But recently I have felt my heart break because I am not sure that I can continue to believe in the slow progress. Yes, we have seen an increase in the language of egalitarianism but the Church’s actions do not back it up. Until recently, most of us believed that the Church remained neutral in political matters, however Mormon activism to protect the traditional family around the world has been going on for at least a decade. Mormons have played a leading role in a global alliance of conservative Muslims and Christians who have joined together to defeat threats to their patriarchal tradition. Perhaps you have heard the now folkloric story of the BYU professor who attended a United Nations conference and gave a speech based on the Proclamation on the Family and changed the anti-traditional family course of the conference. Spurred on by this success, BYU created the World Family Policy Center, holding annual conferences for “pro-family” entities around the world. The Church also became involved with organizations such as United Families International (UTI) and the World Congress of Families (WCF). In fact, the Church is a major funder of the World Congress of Families and sent Bruce C. Hafen to speak at their conference in 2007. (As an aside, the WCF’s screed on feminism and the family is the funniest thing you’ll read all day).
It is the mission of these organizations to influence international policy in pro- traditional family and anti- gay marriage and abortion ways. I am not against protecting, supporting and promoting the family; generally I am pretty pro-family, as evidenced by my two children in three years, but families that do not guarantee an equally beneficial experience for all those involved should not be supported. These organizations have, unfortunately, targeted International treaties like the Convention on the Elimination of All Forms of Discrimination Against Women (CEDAW) which call on signatory countries to foster equality and make progress towards eliminating sexism in both national laws and cultural practices. CEDAW is basically the international bill of rights for women. As somebody who practically ate, drank and breathed CEDAW in college, I know the immense good this particular convention did for women around the world but also how ineffectual it could be because of the conservative factions of signatory countries that refused to follow all of the guidelines.
The executive director at BYU’s World Family Policy Center told a reportert hat the United Nations conventions are an issue because they “appeared to be a pretty concerted effort to shape customary international law into, essentially, the Equal Rights Amendment.” But is anyone else wondering if an Equal Rights Amendment for countries like Saudi Arabia and India would be such a bad thing? Would it be such a bad thing for female fetuses to be guaranteed the right to life or for little girls to go to school without acid being flung in their eyes? Is being able to escape an abusive marriage really a threat to the traditional family? The answer is, of course, yes; any gains made in the rights of women are a threat to patriarchal tradition. The question is now, does our church really want to follow this tradition?
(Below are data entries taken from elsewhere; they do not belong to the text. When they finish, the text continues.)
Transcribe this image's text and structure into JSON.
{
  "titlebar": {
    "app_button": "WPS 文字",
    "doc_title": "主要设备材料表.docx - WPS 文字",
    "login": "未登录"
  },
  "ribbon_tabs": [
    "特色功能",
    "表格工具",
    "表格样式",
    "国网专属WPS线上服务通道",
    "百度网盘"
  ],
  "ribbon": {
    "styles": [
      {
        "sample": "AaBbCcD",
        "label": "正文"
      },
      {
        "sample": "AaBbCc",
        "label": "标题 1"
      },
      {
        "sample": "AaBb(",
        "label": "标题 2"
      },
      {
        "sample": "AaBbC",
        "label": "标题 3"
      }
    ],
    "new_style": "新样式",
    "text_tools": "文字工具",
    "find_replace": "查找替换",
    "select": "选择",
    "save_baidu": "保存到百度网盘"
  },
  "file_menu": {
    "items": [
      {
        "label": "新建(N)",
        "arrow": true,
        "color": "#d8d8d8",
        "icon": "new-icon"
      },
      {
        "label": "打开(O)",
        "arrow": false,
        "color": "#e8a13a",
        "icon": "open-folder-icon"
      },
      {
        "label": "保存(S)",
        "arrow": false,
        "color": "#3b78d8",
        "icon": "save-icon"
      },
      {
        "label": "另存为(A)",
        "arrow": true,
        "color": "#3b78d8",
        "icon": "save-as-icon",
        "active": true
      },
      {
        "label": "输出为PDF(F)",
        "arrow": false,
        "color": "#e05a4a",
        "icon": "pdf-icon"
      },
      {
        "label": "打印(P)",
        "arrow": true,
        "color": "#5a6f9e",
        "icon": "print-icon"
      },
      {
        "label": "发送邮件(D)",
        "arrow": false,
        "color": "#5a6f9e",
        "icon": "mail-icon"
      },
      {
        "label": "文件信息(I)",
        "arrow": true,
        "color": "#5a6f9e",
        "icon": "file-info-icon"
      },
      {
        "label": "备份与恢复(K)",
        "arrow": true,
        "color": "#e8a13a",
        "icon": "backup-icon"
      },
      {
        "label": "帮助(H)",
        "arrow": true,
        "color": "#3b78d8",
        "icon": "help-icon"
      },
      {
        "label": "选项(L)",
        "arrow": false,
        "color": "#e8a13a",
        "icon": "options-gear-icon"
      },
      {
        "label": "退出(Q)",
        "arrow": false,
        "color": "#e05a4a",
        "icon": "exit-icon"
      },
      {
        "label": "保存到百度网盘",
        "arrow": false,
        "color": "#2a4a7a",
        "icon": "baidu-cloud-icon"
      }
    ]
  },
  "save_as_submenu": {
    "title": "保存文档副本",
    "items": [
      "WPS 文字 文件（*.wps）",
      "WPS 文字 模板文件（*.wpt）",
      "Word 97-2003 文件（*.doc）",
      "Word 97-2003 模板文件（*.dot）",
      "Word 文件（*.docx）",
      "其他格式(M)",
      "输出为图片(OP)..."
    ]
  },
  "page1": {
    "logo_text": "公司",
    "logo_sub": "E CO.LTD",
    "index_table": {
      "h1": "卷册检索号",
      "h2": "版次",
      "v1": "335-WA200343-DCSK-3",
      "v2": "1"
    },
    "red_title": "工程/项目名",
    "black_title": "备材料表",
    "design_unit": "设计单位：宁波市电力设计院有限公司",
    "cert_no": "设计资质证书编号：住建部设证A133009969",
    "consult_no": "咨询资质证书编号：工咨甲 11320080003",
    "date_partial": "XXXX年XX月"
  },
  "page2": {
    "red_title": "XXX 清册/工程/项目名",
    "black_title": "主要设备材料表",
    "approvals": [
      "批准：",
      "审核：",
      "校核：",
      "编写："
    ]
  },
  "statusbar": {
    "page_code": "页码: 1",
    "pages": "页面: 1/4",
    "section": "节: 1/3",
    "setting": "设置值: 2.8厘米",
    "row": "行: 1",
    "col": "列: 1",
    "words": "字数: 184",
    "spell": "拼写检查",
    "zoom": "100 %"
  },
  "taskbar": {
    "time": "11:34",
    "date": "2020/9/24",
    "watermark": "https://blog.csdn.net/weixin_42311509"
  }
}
It would seem that the lack of answers is really the answer. Of course our church leaders could change things if they wanted to. The preside language is incomprehensible and could be gotten rid of tomorrow without changing the majority of Mormon marriages. Likewise, the “hearken” covenant could be done away with without fundamentally changing the endowment. And yet neither is likely to happen; they are not likely to happen because their is no desire or impetus to change. Instead we have gotten into bed with facets of religion and culture that hold equal partnership between men and women in complete disregard. I am afraid that here, actions speak louder than words.
As for those of us on the fringe, all we can do is keep hanging out on that tree branch and hope that God sends an avalanche some day soon.